• **TASK DETAILS**
Only an exact copy of the records below will serve as the answer.

• **RECORDS SUPPLIED**
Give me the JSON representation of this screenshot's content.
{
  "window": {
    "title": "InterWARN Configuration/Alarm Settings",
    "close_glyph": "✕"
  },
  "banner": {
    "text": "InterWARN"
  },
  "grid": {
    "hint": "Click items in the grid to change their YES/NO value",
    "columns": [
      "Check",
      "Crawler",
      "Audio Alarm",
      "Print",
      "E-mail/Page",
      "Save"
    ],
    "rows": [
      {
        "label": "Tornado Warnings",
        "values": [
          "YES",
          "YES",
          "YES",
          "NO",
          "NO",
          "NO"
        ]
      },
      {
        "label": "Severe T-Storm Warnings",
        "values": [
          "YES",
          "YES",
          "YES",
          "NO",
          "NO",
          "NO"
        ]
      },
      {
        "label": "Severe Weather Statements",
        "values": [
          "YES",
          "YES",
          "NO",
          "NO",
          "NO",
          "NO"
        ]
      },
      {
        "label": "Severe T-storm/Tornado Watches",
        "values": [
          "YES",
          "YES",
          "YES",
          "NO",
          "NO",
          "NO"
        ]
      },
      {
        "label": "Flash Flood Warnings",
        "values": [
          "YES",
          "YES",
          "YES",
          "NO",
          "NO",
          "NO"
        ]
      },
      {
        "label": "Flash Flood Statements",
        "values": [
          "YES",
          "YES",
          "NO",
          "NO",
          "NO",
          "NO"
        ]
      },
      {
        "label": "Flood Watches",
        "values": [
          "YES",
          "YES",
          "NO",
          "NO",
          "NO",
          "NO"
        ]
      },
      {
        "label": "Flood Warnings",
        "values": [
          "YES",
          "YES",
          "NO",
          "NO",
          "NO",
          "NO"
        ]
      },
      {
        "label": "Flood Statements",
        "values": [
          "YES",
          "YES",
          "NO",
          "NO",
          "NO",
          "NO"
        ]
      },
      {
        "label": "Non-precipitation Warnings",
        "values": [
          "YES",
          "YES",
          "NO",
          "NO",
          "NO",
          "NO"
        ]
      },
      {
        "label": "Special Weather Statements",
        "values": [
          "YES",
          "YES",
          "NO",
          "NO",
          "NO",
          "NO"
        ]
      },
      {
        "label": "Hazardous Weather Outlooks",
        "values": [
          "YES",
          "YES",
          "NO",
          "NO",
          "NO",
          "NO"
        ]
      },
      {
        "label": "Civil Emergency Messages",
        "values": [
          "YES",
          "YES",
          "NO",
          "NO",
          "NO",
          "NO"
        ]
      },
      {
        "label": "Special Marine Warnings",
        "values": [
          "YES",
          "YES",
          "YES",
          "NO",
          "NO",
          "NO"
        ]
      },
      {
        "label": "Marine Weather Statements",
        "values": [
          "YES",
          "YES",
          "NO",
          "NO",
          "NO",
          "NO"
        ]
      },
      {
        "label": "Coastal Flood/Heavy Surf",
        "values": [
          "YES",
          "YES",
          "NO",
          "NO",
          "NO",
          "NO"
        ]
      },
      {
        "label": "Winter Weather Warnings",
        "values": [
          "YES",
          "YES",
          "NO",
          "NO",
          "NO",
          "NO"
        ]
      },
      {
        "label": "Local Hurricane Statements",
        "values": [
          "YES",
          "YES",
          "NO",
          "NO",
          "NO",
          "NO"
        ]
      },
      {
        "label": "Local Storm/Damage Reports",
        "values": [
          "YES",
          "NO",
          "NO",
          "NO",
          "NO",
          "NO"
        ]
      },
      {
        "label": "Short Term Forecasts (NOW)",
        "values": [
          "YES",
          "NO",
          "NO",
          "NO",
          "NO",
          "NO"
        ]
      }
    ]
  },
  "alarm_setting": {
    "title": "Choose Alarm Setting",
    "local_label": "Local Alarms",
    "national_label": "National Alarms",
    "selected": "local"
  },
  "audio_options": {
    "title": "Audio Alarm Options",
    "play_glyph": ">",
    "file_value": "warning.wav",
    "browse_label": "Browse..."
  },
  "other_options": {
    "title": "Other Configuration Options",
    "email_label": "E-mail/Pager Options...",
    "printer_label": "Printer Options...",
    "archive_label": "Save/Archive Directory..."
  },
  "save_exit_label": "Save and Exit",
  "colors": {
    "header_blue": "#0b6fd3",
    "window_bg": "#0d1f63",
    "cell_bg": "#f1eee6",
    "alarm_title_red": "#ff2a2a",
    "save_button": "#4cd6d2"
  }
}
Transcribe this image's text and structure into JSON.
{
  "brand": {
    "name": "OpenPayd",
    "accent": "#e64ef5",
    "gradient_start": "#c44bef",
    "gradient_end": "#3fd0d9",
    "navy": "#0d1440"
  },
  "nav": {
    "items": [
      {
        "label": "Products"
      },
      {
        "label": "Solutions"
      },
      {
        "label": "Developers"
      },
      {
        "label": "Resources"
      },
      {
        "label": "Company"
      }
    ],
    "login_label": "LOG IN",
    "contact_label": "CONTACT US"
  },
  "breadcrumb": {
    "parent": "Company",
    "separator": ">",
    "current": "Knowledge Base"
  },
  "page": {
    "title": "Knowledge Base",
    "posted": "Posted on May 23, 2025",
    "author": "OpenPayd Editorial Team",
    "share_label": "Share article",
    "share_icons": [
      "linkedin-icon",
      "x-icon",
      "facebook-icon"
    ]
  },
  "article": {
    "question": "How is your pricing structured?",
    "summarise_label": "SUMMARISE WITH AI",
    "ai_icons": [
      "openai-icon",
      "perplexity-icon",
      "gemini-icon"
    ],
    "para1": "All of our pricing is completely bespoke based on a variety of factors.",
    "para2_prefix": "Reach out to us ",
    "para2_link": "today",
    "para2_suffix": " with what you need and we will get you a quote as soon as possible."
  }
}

• **RESULT BELOW**
Give me the JSON representation of this screenshot's content.
{
  "window": {
    "title": "InterWARN Configuration/Alarm Settings",
    "close_glyph": "✕"
  },
  "banner": {
    "text": "InterWARN"
  },
  "grid": {
    "hint": "Click items in the grid to change their YES/NO value",
    "columns": [
      "Check",
      "Crawler",
      "Audio Alarm",
      "Print",
      "E-mail/Page",
      "Save"
    ],
    "rows": [
      {
        "label": "Tornado Warnings",
        "values": [
          "YES",
          "YES",
          "YES",
          "NO",
          "NO",
          "NO"
        ]
      },
      {
        "label": "Severe T-Storm Warnings",
        "values": [
          "YES",
          "YES",
          "YES",
          "NO",
          "NO",
          "NO"
        ]
      },
      {
        "label": "Severe Weather Statements",
        "values": [
          "YES",
          "YES",
          "NO",
          "NO",
          "NO",
          "NO"
        ]
      },
      {
        "label": "Severe T-storm/Tornado Watches",
        "values": [
          "YES",
          "YES",
          "YES",
          "NO",
          "NO",
          "NO"
        ]
      },
      {
        "label": "Flash Flood Warnings",
        "values": [
          "YES",
          "YES",
          "YES",
          "NO",
          "NO",
          "NO"
        ]
      },
      {
        "label": "Flash Flood Statements",
        "values": [
          "YES",
          "YES",
          "NO",
          "NO",
          "NO",
          "NO"
        ]
      },
      {
        "label": "Flood Watches",
        "values": [
          "YES",
          "YES",
          "NO",
          "NO",
          "NO",
          "NO"
        ]
      },
      {
        "label": "Flood Warnings",
        "values": [
          "YES",
          "YES",
          "NO",
          "NO",
          "NO",
          "NO"
        ]
      },
      {
        "label": "Flood Statements",
        "values": [
          "YES",
          "YES",
          "NO",
          "NO",
          "NO",
          "NO"
        ]
      },
      {
        "label": "Non-precipitation Warnings",
        "values": [
          "YES",
          "YES",
          "NO",
          "NO",
          "NO",
          "NO"
        ]
      },
      {
        "label": "Special Weather Statements",
        "values": [
          "YES",
          "YES",
          "NO",
          "NO",
          "NO",
          "NO"
        ]
      },
      {
        "label": "Hazardous Weather Outlooks",
        "values": [
          "YES",
          "YES",
          "NO",
          "NO",
          "NO",
          "NO"
        ]
      },
      {
        "label": "Civil Emergency Messages",
        "values": [
          "YES",
          "YES",
          "NO",
          "NO",
          "NO",
          "NO"
        ]
      },
      {
        "label": "Special Marine Warnings",
        "values": [
          "YES",
          "YES",
          "YES",
          "NO",
          "NO",
          "NO"
        ]
      },
      {
        "label": "Marine Weather Statements",
        "values": [
          "YES",
          "YES",
          "NO",
          "NO",
          "NO",
          "NO"
        ]
      },
      {
        "label": "Coastal Flood/Heavy Surf",
        "values": [
          "YES",
          "YES",
          "NO",
          "NO",
          "NO",
          "NO"
        ]
      },
      {
        "label": "Winter Weather Warnings",
        "values": [
          "YES",
          "YES",
          "NO",
          "NO",
          "NO",
          "NO"
        ]
      },
      {
        "label": "Local Hurricane Statements",
        "values": [
          "YES",
          "YES",
          "NO",
          "NO",
          "NO",
          "NO"
        ]
      },
      {
        "label": "Local Storm/Damage Reports",
        "values": [
          "YES",
          "NO",
          "NO",
          "NO",
          "NO",
          "NO"
        ]
      },
      {
        "label": "Short Term Forecasts (NOW)",
        "values": [
          "YES",
          "NO",
          "NO",
          "NO",
          "NO",
          "NO"
        ]
      }
    ]
  },
  "alarm_setting": {
    "title": "Choose Alarm Setting",
    "local_label": "Local Alarms",
    "national_label": "National Alarms",
    "selected": "local"
  },
  "audio_options": {
    "title": "Audio Alarm Options",
    "play_glyph": ">",
    "file_value": "warning.wav",
    "browse_label": "Browse..."
  },
  "other_options": {
    "title": "Other Configuration Options",
    "email_label": "E-mail/Pager Options...",
    "printer_label": "Printer Options...",
    "archive_label": "Save/Archive Directory..."
  },
  "save_exit_label": "Save and Exit",
  "colors": {
    "header_blue": "#0b6fd3",
    "window_bg": "#0d1f63",
    "cell_bg": "#f1eee6",
    "alarm_title_red": "#ff2a2a",
    "save_button": "#4cd6d2"
  }
}
Transcribe this image's text and structure into JSON.
{
  "brand": {
    "name": "OpenPayd",
    "accent": "#e64ef5",
    "gradient_start": "#c44bef",
    "gradient_end": "#3fd0d9",
    "navy": "#0d1440"
  },
  "nav": {
    "items": [
      {
        "label": "Products"
      },
      {
        "label": "Solutions"
      },
      {
        "label": "Developers"
      },
      {
        "label": "Resources"
      },
      {
        "label": "Company"
      }
    ],
    "login_label": "LOG IN",
    "contact_label": "CONTACT US"
  },
  "breadcrumb": {
    "parent": "Company",
    "separator": ">",
    "current": "Knowledge Base"
  },
  "page": {
    "title": "Knowledge Base",
    "posted": "Posted on May 23, 2025",
    "author": "OpenPayd Editorial Team",
    "share_label": "Share article",
    "share_icons": [
      "linkedin-icon",
      "x-icon",
      "facebook-icon"
    ]
  },
  "article": {
    "question": "How is your pricing structured?",
    "summarise_label": "SUMMARISE WITH AI",
    "ai_icons": [
      "openai-icon",
      "perplexity-icon",
      "gemini-icon"
    ],
    "para1": "All of our pricing is completely bespoke based on a variety of factors.",
    "para2_prefix": "Reach out to us ",
    "para2_link": "today",
    "para2_suffix": " with what you need and we will get you a quote as soon as possible."
  }
}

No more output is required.